3.1.3. Additional SUBSCRIBE Header Field Values
Because SUBSCRIBE requests create a dialog usage as defined in
[RFC3261], they MAY contain an "Accept" header field. This header
field, if present, indicates the body formats allowed in subsequent
NOTIFY requests. Event packages MUST define the behavior for
SUBSCRIBE requests without "Accept" header fields; usually, this will
connote a single, default body type.
Header values not described in this document are to be interpreted as
described in [RFC3261].
NOTIFY requests are sent to inform subscribers of changes in state to
which the subscriber has a subscription. Subscriptions are created
using the SUBSCRIBE method. In legacy implementations, it is
possible that other means of subscription creation have been used.
However, this specification does not allow the creation of
subscriptions except through SUBSCRIBE requests and (for backwards-
compatibility) REFER requests [RFC3515].
NOTIFY is a target refresh request, as that term is defined in
A NOTIFY request does not terminate its corresponding subscription;
in other words, a single SUBSCRIBE request may trigger several NOTIFY
3.2.1. Identification of Reported Events, Event Classes, and Current
Identification of events being reported in a notification is very

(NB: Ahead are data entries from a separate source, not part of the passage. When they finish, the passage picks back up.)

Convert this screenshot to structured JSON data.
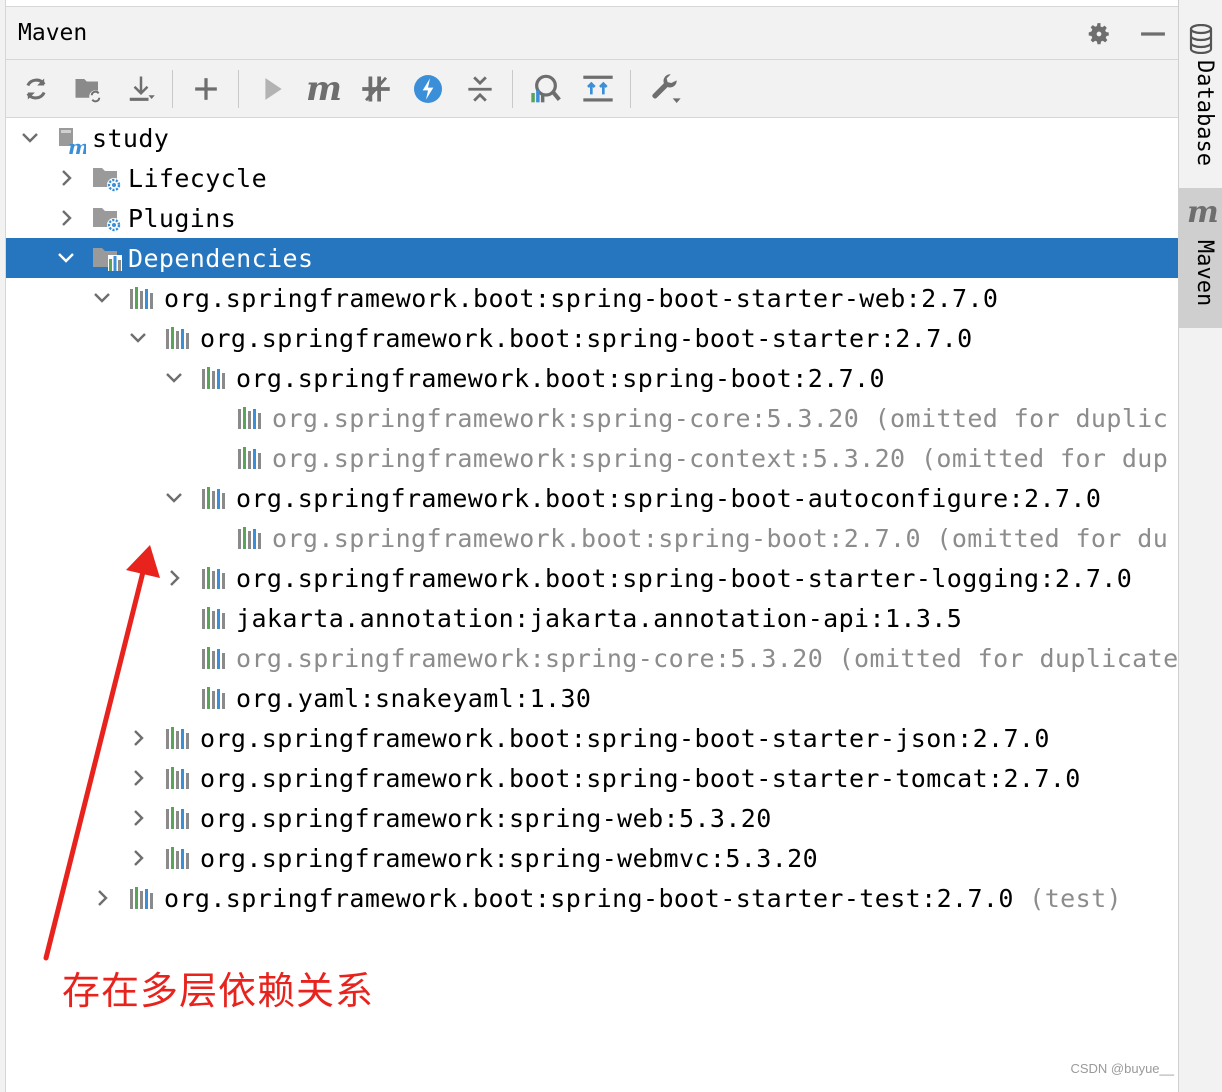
{
  "panel": {
    "title": "Maven",
    "settings_icon": "gear-icon",
    "minimize_icon": "minus-icon"
  },
  "toolbar": [
    {
      "name": "reload-all-icon"
    },
    {
      "name": "generate-sources-icon"
    },
    {
      "name": "download-icon"
    },
    {
      "name": "add-icon"
    },
    {
      "name": "run-icon"
    },
    {
      "name": "execute-goal-icon"
    },
    {
      "name": "toggle-offline-icon"
    },
    {
      "name": "skip-tests-icon"
    },
    {
      "name": "collapse-all-icon"
    },
    {
      "name": "analyze-dependencies-icon"
    },
    {
      "name": "show-diagram-icon"
    },
    {
      "name": "build-tool-settings-icon"
    }
  ],
  "tree": {
    "rows": [
      {
        "label": "study",
        "suffix": "",
        "level": 0,
        "expand": "open",
        "icon": "module",
        "dim": false,
        "selected": false
      },
      {
        "label": "Lifecycle",
        "suffix": "",
        "level": 1,
        "expand": "closed",
        "icon": "folder-gear",
        "dim": false,
        "selected": false
      },
      {
        "label": "Plugins",
        "suffix": "",
        "level": 1,
        "expand": "closed",
        "icon": "folder-gear",
        "dim": false,
        "selected": false
      },
      {
        "label": "Dependencies",
        "suffix": "",
        "level": 1,
        "expand": "open",
        "icon": "folder-lib",
        "dim": false,
        "selected": true
      },
      {
        "label": "org.springframework.boot:spring-boot-starter-web:2.7.0",
        "suffix": "",
        "level": 2,
        "expand": "open",
        "icon": "lib",
        "dim": false,
        "selected": false
      },
      {
        "label": "org.springframework.boot:spring-boot-starter:2.7.0",
        "suffix": "",
        "level": 3,
        "expand": "open",
        "icon": "lib",
        "dim": false,
        "selected": false
      },
      {
        "label": "org.springframework.boot:spring-boot:2.7.0",
        "suffix": "",
        "level": 4,
        "expand": "open",
        "icon": "lib",
        "dim": false,
        "selected": false
      },
      {
        "label": "org.springframework:spring-core:5.3.20",
        "suffix": " (omitted for duplic",
        "level": 5,
        "expand": "none",
        "icon": "lib",
        "dim": true,
        "selected": false
      },
      {
        "label": "org.springframework:spring-context:5.3.20",
        "suffix": " (omitted for dup",
        "level": 5,
        "expand": "none",
        "icon": "lib",
        "dim": true,
        "selected": false
      },
      {
        "label": "org.springframework.boot:spring-boot-autoconfigure:2.7.0",
        "suffix": "",
        "level": 4,
        "expand": "open",
        "icon": "lib",
        "dim": false,
        "selected": false
      },
      {
        "label": "org.springframework.boot:spring-boot:2.7.0",
        "suffix": " (omitted for du",
        "level": 5,
        "expand": "none",
        "icon": "lib",
        "dim": true,
        "selected": false
      },
      {
        "label": "org.springframework.boot:spring-boot-starter-logging:2.7.0",
        "suffix": "",
        "level": 4,
        "expand": "closed",
        "icon": "lib",
        "dim": false,
        "selected": false
      },
      {
        "label": "jakarta.annotation:jakarta.annotation-api:1.3.5",
        "suffix": "",
        "level": 4,
        "expand": "none",
        "icon": "lib",
        "dim": false,
        "selected": false
      },
      {
        "label": "org.springframework:spring-core:5.3.20",
        "suffix": " (omitted for duplicate",
        "level": 4,
        "expand": "none",
        "icon": "lib",
        "dim": true,
        "selected": false
      },
      {
        "label": "org.yaml:snakeyaml:1.30",
        "suffix": "",
        "level": 4,
        "expand": "none",
        "icon": "lib",
        "dim": false,
        "selected": false
      },
      {
        "label": "org.springframework.boot:spring-boot-starter-json:2.7.0",
        "suffix": "",
        "level": 3,
        "expand": "closed",
        "icon": "lib",
        "dim": false,
        "selected": false
      },
      {
        "label": "org.springframework.boot:spring-boot-starter-tomcat:2.7.0",
        "suffix": "",
        "level": 3,
        "expand": "closed",
        "icon": "lib",
        "dim": false,
        "selected": false
      },
      {
        "label": "org.springframework:spring-web:5.3.20",
        "suffix": "",
        "level": 3,
        "expand": "closed",
        "icon": "lib",
        "dim": false,
        "selected": false
      },
      {
        "label": "org.springframework:spring-webmvc:5.3.20",
        "suffix": "",
        "level": 3,
        "expand": "closed",
        "icon": "lib",
        "dim": false,
        "selected": false
      },
      {
        "label": "org.springframework.boot:spring-boot-starter-test:2.7.0",
        "suffix": " (test)",
        "level": 2,
        "expand": "closed",
        "icon": "lib",
        "dim": false,
        "selected": false
      }
    ]
  },
  "side_strip": {
    "database_label": "Database",
    "maven_label": "Maven",
    "maven_glyph": "m"
  },
  "annotation": {
    "text": "存在多层依赖关系",
    "color": "#e8231d"
  },
  "watermark": "CSDN @buyue__",
  "colors": {
    "selection": "#2675bf",
    "dim_text": "#8c8c8c",
    "panel_bg": "#f2f2f2"
  }
}
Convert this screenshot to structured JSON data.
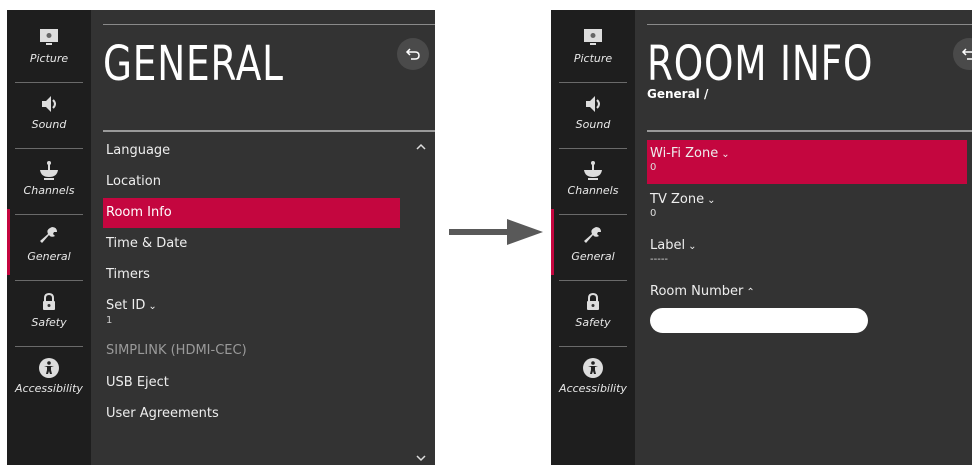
{
  "sidebar": {
    "items": [
      {
        "label": "Picture",
        "icon": "picture-icon"
      },
      {
        "label": "Sound",
        "icon": "speaker-icon"
      },
      {
        "label": "Channels",
        "icon": "satellite-dish-icon"
      },
      {
        "label": "General",
        "icon": "wrench-icon",
        "active": true
      },
      {
        "label": "Safety",
        "icon": "lock-icon"
      },
      {
        "label": "Accessibility",
        "icon": "accessibility-icon"
      }
    ]
  },
  "left_screen": {
    "title": "GENERAL",
    "menu": [
      {
        "label": "Language"
      },
      {
        "label": "Location"
      },
      {
        "label": "Room Info",
        "selected": true
      },
      {
        "label": "Time & Date"
      },
      {
        "label": "Timers"
      },
      {
        "label": "Set ID",
        "value": "1"
      },
      {
        "label": "SIMPLINK (HDMI-CEC)",
        "disabled": true
      },
      {
        "label": "USB Eject"
      },
      {
        "label": "User Agreements"
      }
    ]
  },
  "right_screen": {
    "title": "ROOM INFO",
    "breadcrumb": "General /",
    "fields": [
      {
        "label": "Wi-Fi Zone",
        "value": "0",
        "selected": true
      },
      {
        "label": "TV Zone",
        "value": "0"
      },
      {
        "label": "Label",
        "value": "-----"
      },
      {
        "label": "Room Number",
        "value": ""
      }
    ]
  },
  "colors": {
    "accent": "#c4063f",
    "panel_bg": "#333333",
    "sidebar_bg": "#1e1e1e"
  }
}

similar to that described for subscription to events (see
As in SUBSCRIBE requests, NOTIFY request "Event" header fields MUST
contain a single event package name for which a notification is being
generated. The package name in the "Event" header field MUST match
the "Event" header field in the corresponding SUBSCRIBE request.
Event packages may define semantics associated with the body of their
NOTIFY requests; if they do so, those semantics apply. NOTIFY
request bodies are expected to provide additional details about the
nature of the event that has occurred and the resultant resource
When present, the body of the NOTIFY request MUST be formatted into
one of the body formats specified in the "Accept" header field of the
corresponding SUBSCRIBE request (or the default type according to the
event package description, if no "Accept" header field was
specified). This body will contain either the state of the
subscribed resource or a pointer to such state in the form of a URI
(see Section 5.4.13).